> TASK TO COMPLETE: Go through the entries below. Copy out every line that contains "title".

> DATA FOR THE TASK:
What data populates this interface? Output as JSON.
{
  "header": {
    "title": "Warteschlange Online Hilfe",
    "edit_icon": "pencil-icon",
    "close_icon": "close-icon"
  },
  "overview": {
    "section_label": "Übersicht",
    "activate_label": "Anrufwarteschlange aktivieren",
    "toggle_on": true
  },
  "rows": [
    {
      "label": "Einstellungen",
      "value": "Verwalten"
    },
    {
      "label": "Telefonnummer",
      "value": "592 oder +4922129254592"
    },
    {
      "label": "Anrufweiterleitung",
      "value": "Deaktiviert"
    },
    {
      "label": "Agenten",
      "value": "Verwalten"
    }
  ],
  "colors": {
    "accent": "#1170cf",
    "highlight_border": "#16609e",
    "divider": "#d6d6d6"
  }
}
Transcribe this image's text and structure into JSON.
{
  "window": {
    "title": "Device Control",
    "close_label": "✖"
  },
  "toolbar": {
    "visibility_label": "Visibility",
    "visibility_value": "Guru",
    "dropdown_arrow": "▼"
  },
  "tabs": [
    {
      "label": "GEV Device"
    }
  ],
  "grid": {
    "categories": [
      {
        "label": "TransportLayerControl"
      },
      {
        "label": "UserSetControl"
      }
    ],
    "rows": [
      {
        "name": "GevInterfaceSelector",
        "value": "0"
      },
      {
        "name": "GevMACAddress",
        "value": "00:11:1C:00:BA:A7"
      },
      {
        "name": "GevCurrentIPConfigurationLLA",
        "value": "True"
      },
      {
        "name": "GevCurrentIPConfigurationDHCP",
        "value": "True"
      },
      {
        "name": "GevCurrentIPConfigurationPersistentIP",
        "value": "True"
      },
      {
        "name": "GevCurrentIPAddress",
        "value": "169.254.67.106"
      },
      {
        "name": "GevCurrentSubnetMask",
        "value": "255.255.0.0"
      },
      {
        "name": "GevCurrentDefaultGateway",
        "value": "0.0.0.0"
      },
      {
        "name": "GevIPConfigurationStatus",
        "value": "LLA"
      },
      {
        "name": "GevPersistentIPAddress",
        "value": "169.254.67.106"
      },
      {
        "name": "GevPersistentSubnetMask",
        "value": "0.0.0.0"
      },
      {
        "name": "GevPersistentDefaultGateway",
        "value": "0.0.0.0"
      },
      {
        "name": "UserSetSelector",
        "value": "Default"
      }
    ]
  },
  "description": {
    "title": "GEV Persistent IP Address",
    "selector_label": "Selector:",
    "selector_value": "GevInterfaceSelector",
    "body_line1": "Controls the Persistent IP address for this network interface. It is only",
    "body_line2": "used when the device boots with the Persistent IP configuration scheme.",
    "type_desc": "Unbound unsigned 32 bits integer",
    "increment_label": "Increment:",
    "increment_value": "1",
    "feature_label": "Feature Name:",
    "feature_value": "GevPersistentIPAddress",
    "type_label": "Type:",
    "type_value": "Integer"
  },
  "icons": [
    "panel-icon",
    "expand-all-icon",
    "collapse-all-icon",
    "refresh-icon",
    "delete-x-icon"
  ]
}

> ANSWER TO THE PROBLEM:
    "title": "Warteschlange Online Hilfe",
    "title": "Device Control",
    "title": "GEV Persistent IP Address",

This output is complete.